### SUPPLIED MATERIAL
━━━━━━━━━━━━━━━━━━━━

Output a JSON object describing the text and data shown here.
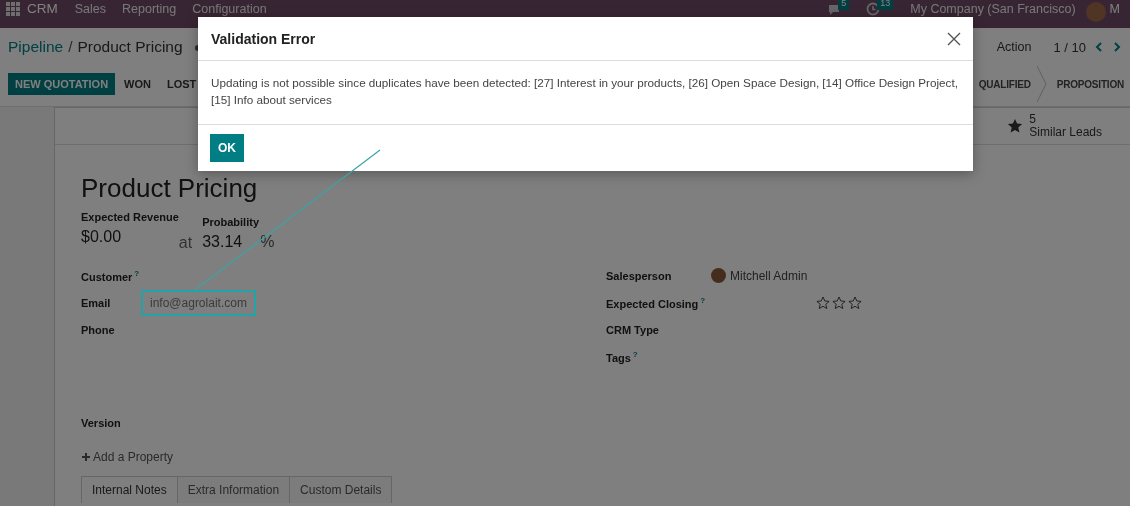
{
  "navbar": {
    "app_name": "CRM",
    "menu": [
      "Sales",
      "Reporting",
      "Configuration"
    ],
    "messages_badge": "5",
    "activities_badge": "13",
    "company": "My Company (San Francisco)",
    "user_name": "M"
  },
  "breadcrumb": {
    "parent": "Pipeline",
    "separator": "/",
    "current": "Product Pricing"
  },
  "action_menu": "Action",
  "pager": "1 / 10",
  "buttons": [
    {
      "label": "NEW QUOTATION",
      "kind": "primary"
    },
    {
      "label": "WON",
      "kind": "secondary"
    },
    {
      "label": "LOST",
      "kind": "secondary"
    }
  ],
  "stages": [
    {
      "label": "QUALIFIED",
      "selected": false
    },
    {
      "label": "PROPOSITION",
      "selected": false
    }
  ],
  "smart_buttons": [
    {
      "count": "5",
      "label": "Similar Leads"
    }
  ],
  "record": {
    "title": "Product Pricing",
    "revenue": {
      "label": "Expected Revenue",
      "value": "$0.00",
      "connector": "at"
    },
    "probability": {
      "label": "Probability",
      "value": "33.14",
      "unit": "%"
    },
    "left_fields": [
      {
        "label": "Customer",
        "help": "?",
        "kind": "text"
      },
      {
        "label": "Email",
        "kind": "email",
        "value": "info@agrolait.com",
        "highlighted": true
      },
      {
        "label": "Phone",
        "kind": "text"
      }
    ],
    "right_fields": [
      {
        "label": "Salesperson",
        "kind": "user",
        "value": "Mitchell Admin"
      },
      {
        "label": "Expected Closing",
        "help": "?",
        "kind": "priority",
        "stars": 0
      },
      {
        "label": "CRM Type",
        "kind": "text"
      },
      {
        "label": "Tags",
        "help": "?",
        "kind": "text"
      }
    ],
    "version_label": "Version",
    "add_property": "Add a Property",
    "tabs": [
      {
        "label": "Internal Notes",
        "selected": true
      },
      {
        "label": "Extra Information",
        "selected": false
      },
      {
        "label": "Custom Details",
        "selected": false
      }
    ]
  },
  "dialog": {
    "title": "Validation Error",
    "message": "Updating is not possible since duplicates have been detected: [27] Interest in your products, [26] Open Space Design, [14] Office Design Project, [15] Info about services",
    "buttons": [
      "OK"
    ]
  }
}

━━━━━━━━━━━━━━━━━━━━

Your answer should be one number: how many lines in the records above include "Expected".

2